Work required: Go through the records and give the number of lines that include "Контроллеры", with nothing else.

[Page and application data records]

* * *

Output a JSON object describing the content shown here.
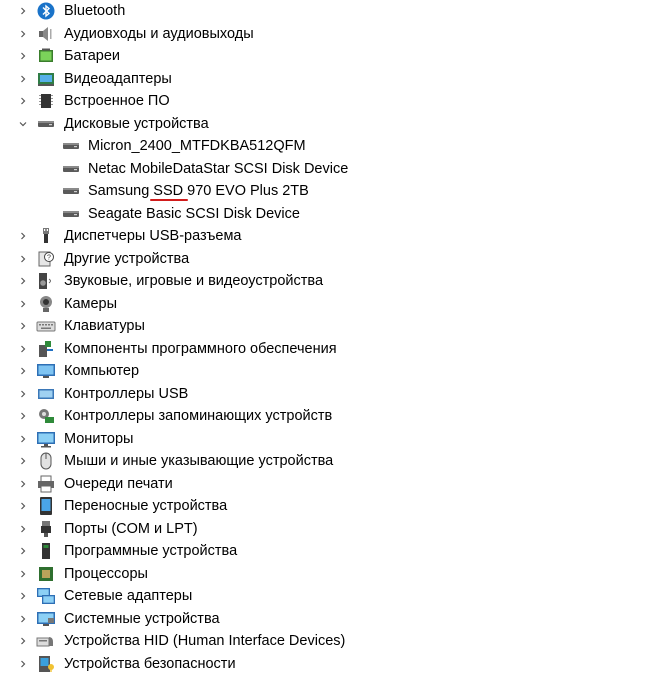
{
  "tree": {
    "items": [
      {
        "label": "Bluetooth",
        "icon": "bluetooth-icon",
        "expanded": false
      },
      {
        "label": "Аудиовходы и аудиовыходы",
        "icon": "speaker-icon",
        "expanded": false
      },
      {
        "label": "Батареи",
        "icon": "battery-icon",
        "expanded": false
      },
      {
        "label": "Видеоадаптеры",
        "icon": "display-adapter-icon",
        "expanded": false
      },
      {
        "label": "Встроенное ПО",
        "icon": "firmware-chip-icon",
        "expanded": false
      },
      {
        "label": "Дисковые устройства",
        "icon": "disk-drive-icon",
        "expanded": true,
        "children": [
          {
            "label": "Micron_2400_MTFDKBA512QFM",
            "icon": "disk-drive-icon"
          },
          {
            "label": "Netac MobileDataStar SCSI Disk Device",
            "icon": "disk-drive-icon"
          },
          {
            "label": "Samsung SSD 970 EVO Plus 2TB",
            "icon": "disk-drive-icon",
            "annotation": "SSD"
          },
          {
            "label": "Seagate Basic SCSI Disk Device",
            "icon": "disk-drive-icon"
          }
        ]
      },
      {
        "label": "Диспетчеры USB-разъема",
        "icon": "usb-connector-icon",
        "expanded": false
      },
      {
        "label": "Другие устройства",
        "icon": "unknown-device-icon",
        "expanded": false
      },
      {
        "label": "Звуковые, игровые и видеоустройства",
        "icon": "sound-device-icon",
        "expanded": false
      },
      {
        "label": "Камеры",
        "icon": "camera-icon",
        "expanded": false
      },
      {
        "label": "Клавиатуры",
        "icon": "keyboard-icon",
        "expanded": false
      },
      {
        "label": "Компоненты программного обеспечения",
        "icon": "software-component-icon",
        "expanded": false
      },
      {
        "label": "Компьютер",
        "icon": "computer-icon",
        "expanded": false
      },
      {
        "label": "Контроллеры USB",
        "icon": "usb-controller-icon",
        "expanded": false
      },
      {
        "label": "Контроллеры запоминающих устройств",
        "icon": "storage-controller-icon",
        "expanded": false
      },
      {
        "label": "Мониторы",
        "icon": "monitor-icon",
        "expanded": false
      },
      {
        "label": "Мыши и иные указывающие устройства",
        "icon": "mouse-icon",
        "expanded": false
      },
      {
        "label": "Очереди печати",
        "icon": "printer-icon",
        "expanded": false
      },
      {
        "label": "Переносные устройства",
        "icon": "portable-device-icon",
        "expanded": false
      },
      {
        "label": "Порты (COM и LPT)",
        "icon": "port-icon",
        "expanded": false
      },
      {
        "label": "Программные устройства",
        "icon": "software-device-icon",
        "expanded": false
      },
      {
        "label": "Процессоры",
        "icon": "processor-icon",
        "expanded": false
      },
      {
        "label": "Сетевые адаптеры",
        "icon": "network-adapter-icon",
        "expanded": false
      },
      {
        "label": "Системные устройства",
        "icon": "system-device-icon",
        "expanded": false
      },
      {
        "label": "Устройства HID (Human Interface Devices)",
        "icon": "hid-device-icon",
        "expanded": false
      },
      {
        "label": "Устройства безопасности",
        "icon": "security-device-icon",
        "expanded": false
      }
    ]
  },
  "colors": {
    "annotation_underline": "#d11b1b",
    "chevron": "#555555",
    "text": "#000000"
  }
}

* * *

Final answer: 2